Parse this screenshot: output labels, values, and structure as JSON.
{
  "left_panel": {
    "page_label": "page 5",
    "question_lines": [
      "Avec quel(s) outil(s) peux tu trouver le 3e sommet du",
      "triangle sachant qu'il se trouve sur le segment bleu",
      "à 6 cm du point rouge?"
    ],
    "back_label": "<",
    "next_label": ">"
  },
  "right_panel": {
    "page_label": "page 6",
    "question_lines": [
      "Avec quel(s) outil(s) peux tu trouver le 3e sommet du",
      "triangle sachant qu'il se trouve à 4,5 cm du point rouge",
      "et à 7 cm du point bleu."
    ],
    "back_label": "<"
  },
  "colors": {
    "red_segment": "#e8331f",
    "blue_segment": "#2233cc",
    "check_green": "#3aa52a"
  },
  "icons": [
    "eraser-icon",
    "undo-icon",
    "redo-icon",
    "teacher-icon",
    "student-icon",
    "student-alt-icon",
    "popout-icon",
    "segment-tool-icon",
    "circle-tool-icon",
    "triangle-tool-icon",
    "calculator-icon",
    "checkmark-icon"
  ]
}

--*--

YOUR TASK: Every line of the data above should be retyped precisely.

FINISHED TASK:
Parse this screenshot: output labels, values, and structure as JSON.
{
  "left_panel": {
    "page_label": "page 5",
    "question_lines": [
      "Avec quel(s) outil(s) peux tu trouver le 3e sommet du",
      "triangle sachant qu'il se trouve sur le segment bleu",
      "à 6 cm du point rouge?"
    ],
    "back_label": "<",
    "next_label": ">"
  },
  "right_panel": {
    "page_label": "page 6",
    "question_lines": [
      "Avec quel(s) outil(s) peux tu trouver le 3e sommet du",
      "triangle sachant qu'il se trouve à 4,5 cm du point rouge",
      "et à 7 cm du point bleu."
    ],
    "back_label": "<"
  },
  "colors": {
    "red_segment": "#e8331f",
    "blue_segment": "#2233cc",
    "check_green": "#3aa52a"
  },
  "icons": [
    "eraser-icon",
    "undo-icon",
    "redo-icon",
    "teacher-icon",
    "student-icon",
    "student-alt-icon",
    "popout-icon",
    "segment-tool-icon",
    "circle-tool-icon",
    "triangle-tool-icon",
    "calculator-icon",
    "checkmark-icon"
  ]
}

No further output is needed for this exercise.